Working as a cooperative effort of the Medical University of South Carolina, the University of South Carolina, and South Carolina community teaching hospitals, AHEC offers programs designed to increase the number of young people in health care professions. Part of that work focuses on underrepresented ethnic minority groups and the economically disadvantaged.
With funding from The Duke Endowment that began in 2012, Bench to Bedside expands AHEC’s outreach to include college undergraduates. According to research, the period of study following high school, but before admission to a health professions training program, is particularly critical to the health careers pipeline.
The new grant attempts to build on lessons learned from earlier efforts, Sales says, by specifically targeting students further along in their journey. Project leaders plan to measure success by monitoring the number of minority participants who apply and are accepted into those training programs.

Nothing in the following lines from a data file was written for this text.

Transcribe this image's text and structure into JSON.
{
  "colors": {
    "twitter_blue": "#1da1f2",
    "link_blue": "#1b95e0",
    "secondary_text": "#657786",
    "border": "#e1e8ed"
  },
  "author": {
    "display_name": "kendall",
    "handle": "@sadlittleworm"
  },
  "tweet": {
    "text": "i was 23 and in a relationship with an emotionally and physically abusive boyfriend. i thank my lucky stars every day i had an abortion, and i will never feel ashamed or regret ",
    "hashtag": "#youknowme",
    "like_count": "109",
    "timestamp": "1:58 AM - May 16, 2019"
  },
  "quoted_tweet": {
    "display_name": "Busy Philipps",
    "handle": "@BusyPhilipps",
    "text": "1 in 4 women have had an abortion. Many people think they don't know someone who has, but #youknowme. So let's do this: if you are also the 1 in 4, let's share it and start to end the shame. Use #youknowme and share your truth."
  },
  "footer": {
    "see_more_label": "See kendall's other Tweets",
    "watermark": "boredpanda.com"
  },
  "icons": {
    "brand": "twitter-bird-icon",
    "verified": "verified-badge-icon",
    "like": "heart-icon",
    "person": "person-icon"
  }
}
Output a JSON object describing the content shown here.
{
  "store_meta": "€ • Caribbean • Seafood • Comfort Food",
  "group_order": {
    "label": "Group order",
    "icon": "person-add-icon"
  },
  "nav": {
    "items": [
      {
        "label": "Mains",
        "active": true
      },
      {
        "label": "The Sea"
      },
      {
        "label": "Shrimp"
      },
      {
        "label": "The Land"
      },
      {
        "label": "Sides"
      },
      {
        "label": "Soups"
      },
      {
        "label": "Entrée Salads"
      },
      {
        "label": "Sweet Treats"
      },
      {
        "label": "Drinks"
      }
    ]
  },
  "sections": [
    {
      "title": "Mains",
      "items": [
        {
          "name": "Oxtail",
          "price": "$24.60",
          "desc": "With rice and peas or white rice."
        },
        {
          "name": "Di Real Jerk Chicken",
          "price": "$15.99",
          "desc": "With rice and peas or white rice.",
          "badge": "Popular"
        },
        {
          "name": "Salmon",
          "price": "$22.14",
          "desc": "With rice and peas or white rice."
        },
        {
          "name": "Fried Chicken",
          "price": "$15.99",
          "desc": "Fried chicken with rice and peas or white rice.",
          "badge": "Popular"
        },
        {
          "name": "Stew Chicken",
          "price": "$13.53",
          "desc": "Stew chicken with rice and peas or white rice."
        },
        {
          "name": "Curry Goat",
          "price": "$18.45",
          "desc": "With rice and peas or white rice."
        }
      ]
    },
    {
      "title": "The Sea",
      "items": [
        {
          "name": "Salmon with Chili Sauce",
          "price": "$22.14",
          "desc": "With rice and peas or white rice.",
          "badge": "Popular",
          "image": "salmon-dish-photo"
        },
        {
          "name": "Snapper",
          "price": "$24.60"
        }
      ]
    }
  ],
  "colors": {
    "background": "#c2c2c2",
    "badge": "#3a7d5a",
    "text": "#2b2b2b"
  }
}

“The goal,” Christie says, “is to work with undergraduates who are interested in a health care career and keep them interested, or, if they haven’t considered it, to show them that this is a possibility.”
Bench to Bedside is active at Clemson University, Coastal Carolina University, Winthrop University, College of Charleston, and Claflin University. Through video conferences, students learn about breast cancer from a surgeon, or HIV/AIDS from an expert in infectious diseases. A seminar series covers professional and personal development. A two-day summit will focus on diseases that disproportionately affect minority populations.
“We did a resume workshop and a session on financial aid,” Christie says. “We offered a math and verbal booster to help with the MCAT [the Medical College Admission Test], PCAT [the Pharmacy College Admission Test] and the GRE [for graduate school]. In the spring, I brought in practicing professionals to talk about the similarities and differences between jobs.”
Christie is addressing potential barriers – a lack of mentors with similar backgrounds, racial and ethnic disparities in K-12 education, fewer opportunities for networking – and trying to break them down.
Right now, about 50 students are registered across the state.
Tymeshia Hill, a senior biology major, joined the program at Winthrop. She hopes to spend the next two years earning a Master’s in Health Administration, and then apply to medical school. Eventually, she wants to practice in her hometown of McCormick, S.C., or in another rural area.
“I’ve always dreamed of being a doctor,” she says. “Bench to Bedside is helping me learn the steps I need to take to get there.”
Find more information about the South Carolina Area Health Education Consortium
Lin B. Hollowell III
Director of Health Care